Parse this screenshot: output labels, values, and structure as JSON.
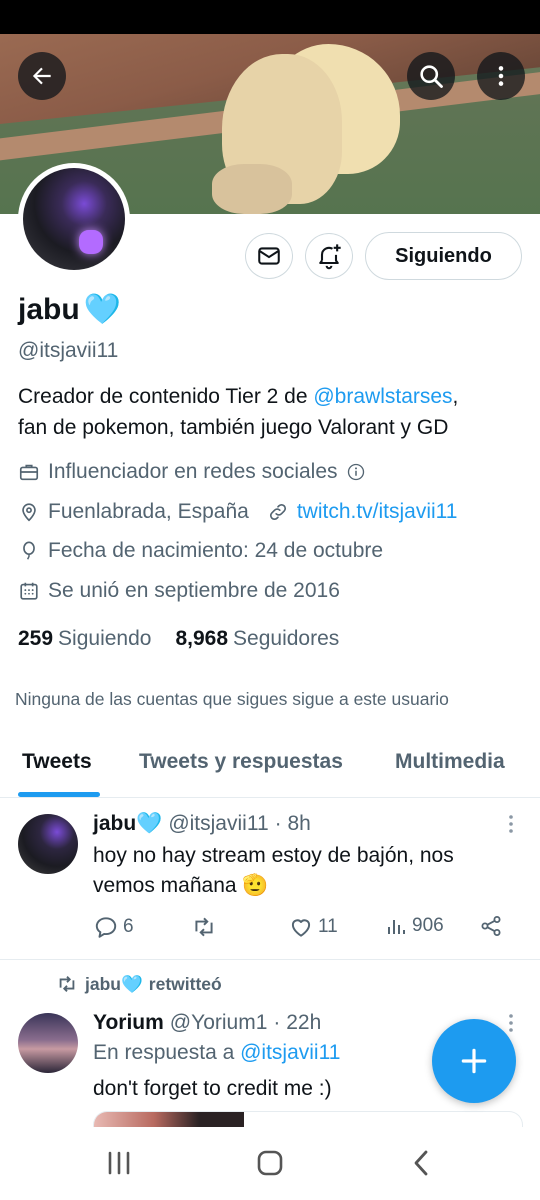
{
  "profile": {
    "name": "jabu",
    "name_emoji": "🩵",
    "handle": "@itsjavii11",
    "bio_prefix": "Creador de contenido Tier 2 de ",
    "bio_mention": "@brawlstarses",
    "bio_suffix": ",",
    "bio_line2": "fan de pokemon, también juego Valorant y GD",
    "category": "Influenciador en redes sociales",
    "location": "Fuenlabrada, España",
    "website": "twitch.tv/itsjavii11",
    "birthday": "Fecha de nacimiento: 24 de octubre",
    "joined": "Se unió en septiembre de 2016",
    "following_count": "259",
    "following_label": "Siguiendo",
    "followers_count": "8,968",
    "followers_label": "Seguidores",
    "mutual_note": "Ninguna de las cuentas que sigues sigue a este usuario",
    "follow_button": "Siguiendo"
  },
  "tabs": [
    {
      "label": "Tweets",
      "active": true
    },
    {
      "label": "Tweets y respuestas",
      "active": false
    },
    {
      "label": "Multimedia",
      "active": false
    }
  ],
  "tweets": [
    {
      "name": "jabu",
      "name_emoji": "🩵",
      "handle": "@itsjavii11",
      "time": "· 8h",
      "text": "hoy no hay stream estoy de bajón, nos vemos mañana 🫡",
      "replies": "6",
      "retweets": "",
      "likes": "11",
      "views": "906"
    },
    {
      "retweeted_by": "jabu",
      "retweeted_by_emoji": "🩵",
      "retweeted_label": "retwitteó",
      "name": "Yorium",
      "handle": "@Yorium1",
      "time": "· 22h",
      "reply_prefix": "En respuesta a ",
      "reply_to": "@itsjavii11",
      "text": "don't forget to credit me :)"
    }
  ],
  "colors": {
    "accent": "#1d9bf0",
    "text": "#0f1419",
    "muted": "#536471",
    "border": "#cfd9de"
  }
}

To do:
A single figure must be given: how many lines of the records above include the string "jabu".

Your response:
3